• WHAT TO PRODUCE
Check each line of the material below, and copy it if it holds the string "nlevel".
┌─ SUPPLIED MATERIAL
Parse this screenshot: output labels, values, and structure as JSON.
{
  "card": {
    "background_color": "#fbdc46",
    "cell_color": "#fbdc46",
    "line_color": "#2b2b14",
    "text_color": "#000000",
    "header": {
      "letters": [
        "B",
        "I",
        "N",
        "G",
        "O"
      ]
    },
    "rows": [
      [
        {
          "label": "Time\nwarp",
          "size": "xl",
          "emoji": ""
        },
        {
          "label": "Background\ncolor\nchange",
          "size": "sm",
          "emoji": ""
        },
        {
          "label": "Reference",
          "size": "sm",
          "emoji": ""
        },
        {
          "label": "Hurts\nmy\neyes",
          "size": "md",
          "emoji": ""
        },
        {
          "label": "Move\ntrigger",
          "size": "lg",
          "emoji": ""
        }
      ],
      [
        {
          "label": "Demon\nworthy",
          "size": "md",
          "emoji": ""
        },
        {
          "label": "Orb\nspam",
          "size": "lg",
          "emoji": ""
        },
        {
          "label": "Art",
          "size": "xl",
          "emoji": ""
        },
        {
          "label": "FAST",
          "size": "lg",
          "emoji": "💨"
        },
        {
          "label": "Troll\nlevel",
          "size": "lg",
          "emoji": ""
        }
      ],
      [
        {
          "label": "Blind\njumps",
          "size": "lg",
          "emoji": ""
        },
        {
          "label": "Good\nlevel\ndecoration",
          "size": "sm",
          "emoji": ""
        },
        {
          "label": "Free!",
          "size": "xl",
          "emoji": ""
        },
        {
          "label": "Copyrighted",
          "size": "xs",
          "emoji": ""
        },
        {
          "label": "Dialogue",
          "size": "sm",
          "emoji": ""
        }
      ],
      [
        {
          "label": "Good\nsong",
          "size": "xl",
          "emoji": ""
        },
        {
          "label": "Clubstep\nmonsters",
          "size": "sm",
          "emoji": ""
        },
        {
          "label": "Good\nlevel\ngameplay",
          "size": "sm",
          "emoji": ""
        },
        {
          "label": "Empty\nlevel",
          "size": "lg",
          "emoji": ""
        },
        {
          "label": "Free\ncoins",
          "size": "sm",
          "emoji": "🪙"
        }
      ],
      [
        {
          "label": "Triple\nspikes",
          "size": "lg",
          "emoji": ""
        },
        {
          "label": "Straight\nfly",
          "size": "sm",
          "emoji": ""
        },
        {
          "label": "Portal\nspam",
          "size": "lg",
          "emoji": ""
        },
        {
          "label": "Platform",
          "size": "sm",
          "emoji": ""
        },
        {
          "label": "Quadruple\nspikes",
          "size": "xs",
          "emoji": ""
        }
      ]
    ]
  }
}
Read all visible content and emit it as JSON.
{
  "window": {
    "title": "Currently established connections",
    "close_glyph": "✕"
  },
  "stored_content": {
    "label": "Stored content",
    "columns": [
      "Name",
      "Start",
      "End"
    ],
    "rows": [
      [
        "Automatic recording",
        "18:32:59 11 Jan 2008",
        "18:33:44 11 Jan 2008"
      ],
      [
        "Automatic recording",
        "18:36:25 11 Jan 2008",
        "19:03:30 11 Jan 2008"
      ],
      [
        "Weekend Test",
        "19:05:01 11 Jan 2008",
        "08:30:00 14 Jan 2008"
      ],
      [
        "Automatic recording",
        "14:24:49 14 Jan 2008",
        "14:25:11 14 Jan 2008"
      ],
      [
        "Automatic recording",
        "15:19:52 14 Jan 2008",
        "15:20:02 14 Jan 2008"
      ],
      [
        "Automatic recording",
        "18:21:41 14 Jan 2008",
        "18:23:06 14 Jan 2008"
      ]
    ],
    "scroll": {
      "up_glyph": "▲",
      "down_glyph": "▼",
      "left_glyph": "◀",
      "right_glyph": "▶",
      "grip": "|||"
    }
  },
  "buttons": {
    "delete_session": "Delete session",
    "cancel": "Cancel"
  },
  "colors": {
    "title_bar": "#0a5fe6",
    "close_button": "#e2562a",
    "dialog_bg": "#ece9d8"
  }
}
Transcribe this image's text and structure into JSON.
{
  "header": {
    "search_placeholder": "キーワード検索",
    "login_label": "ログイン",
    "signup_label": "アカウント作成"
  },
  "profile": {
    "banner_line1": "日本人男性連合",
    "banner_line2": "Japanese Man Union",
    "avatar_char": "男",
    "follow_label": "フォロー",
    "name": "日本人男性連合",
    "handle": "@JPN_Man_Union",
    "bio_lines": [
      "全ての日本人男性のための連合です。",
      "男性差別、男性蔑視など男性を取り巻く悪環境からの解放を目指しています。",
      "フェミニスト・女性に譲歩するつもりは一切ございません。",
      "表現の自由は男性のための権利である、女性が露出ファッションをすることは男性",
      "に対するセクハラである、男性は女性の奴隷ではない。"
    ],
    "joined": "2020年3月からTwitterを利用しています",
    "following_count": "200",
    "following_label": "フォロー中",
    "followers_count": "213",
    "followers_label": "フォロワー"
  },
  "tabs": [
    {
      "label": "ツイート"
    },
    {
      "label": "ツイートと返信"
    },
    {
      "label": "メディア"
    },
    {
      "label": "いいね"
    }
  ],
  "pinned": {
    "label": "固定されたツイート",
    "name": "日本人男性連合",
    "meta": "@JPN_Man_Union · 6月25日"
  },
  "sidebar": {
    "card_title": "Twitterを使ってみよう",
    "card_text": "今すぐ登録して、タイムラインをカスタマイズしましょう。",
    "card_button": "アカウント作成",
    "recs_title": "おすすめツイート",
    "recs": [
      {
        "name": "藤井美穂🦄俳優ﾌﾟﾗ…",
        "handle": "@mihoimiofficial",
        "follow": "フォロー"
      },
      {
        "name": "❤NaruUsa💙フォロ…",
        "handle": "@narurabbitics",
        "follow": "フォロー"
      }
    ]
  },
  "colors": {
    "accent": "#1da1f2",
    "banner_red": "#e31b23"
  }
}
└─
• SOLUTION BELOW
          "label": "Troll\nlevel",
          "label": "Good\nlevel\ndecoration",
          "label": "Good\nlevel\ngameplay",
          "label": "Empty\nlevel",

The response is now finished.